As I put my canoe into the water on Gun Lake and loaded my packs into the vessel, I realized that the breeze that had been keeping my cool during the portage had turned into a strong gale of wind that was funneling right down the barrel portion of Gun. I really had to dig in deep with each paddle stroke to keep my canoe moving forward. Based on intel that I gathered from a group that had just crossed Gun from the other direction, I knew that the first two campsites I had hoped to get to were already occupied, and as I paddled by them I confirmed that tents were up and canoes were on shore at each site. So I paddled around the bend and was ecstatic to find one open campsite left on the lake, which, upon closer inspection, was a gem of a site with nice tent pads, an open area for fishing, and a sunset view, which we had been lacking at our basecamp site on Crooked Lake.
I pulled ashore and unloaded my gear to claim the site, and then I just sprawled out on the rock face near the lake to rest for about an hour before my partners came paddling around the point. They took a slower pace on their last leg of the portage, but they also struggled to paddle against the same wind that I faced while traveling down the barrel of Gun. We took a walking tour of the campsite and decided on tent placements and spent the rest of the day lounging, fishing from shore, and eventually swimming (and washing off a couple layers of grime). At the end of our last full day in the BWCA the three of us sat on a large flat rock and watched the sun slowly dip below the horizon.
Today was takeout day, which is always a day of mixed emotions for me. While I’m always looking forward to a big bacon cheeseburger and a good shower, there is always a part of me that would rather remain behind in the wilderness, exploring lakes and trails for the first time and living a more peaceful pace of life.
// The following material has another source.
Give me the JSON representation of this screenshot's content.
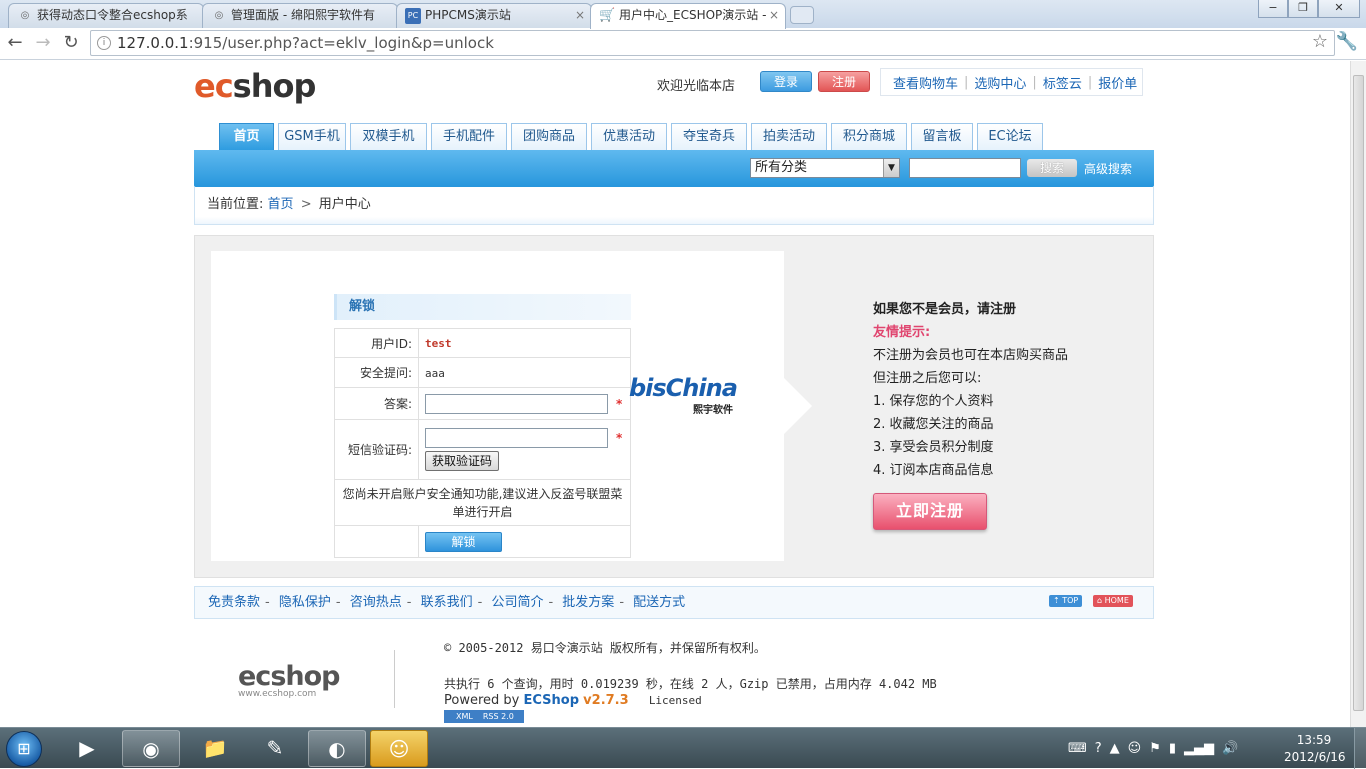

But these trips into the wilderness always come to an end, and as the trip leader I always want to make sure that we safely finish each trip. So we loaded our gear after a hearty breakfast and continued our journey back to the Mudro entry point. We paddled out of Gun and then across Fairy, Boot and Fourtown without any hitches, but as we started the 3-stage portage between Fourtown and Mudro, Mother Nature wanted to make sure that we had things to remember the trip by, so the sky which had started without nary a cloud earlier that morning suddenly turned dark and then opened up with a torrent of rain that kept us soaking wet until we got back to our vehicle.
All in all it was a great trip. We had extreme heat, some heavy downpours, some windy days and some amazing wilderness meals and epic fishing. Even though we were all soaked as we loaded canoes back on our vehicle, we were already planning on a return trip.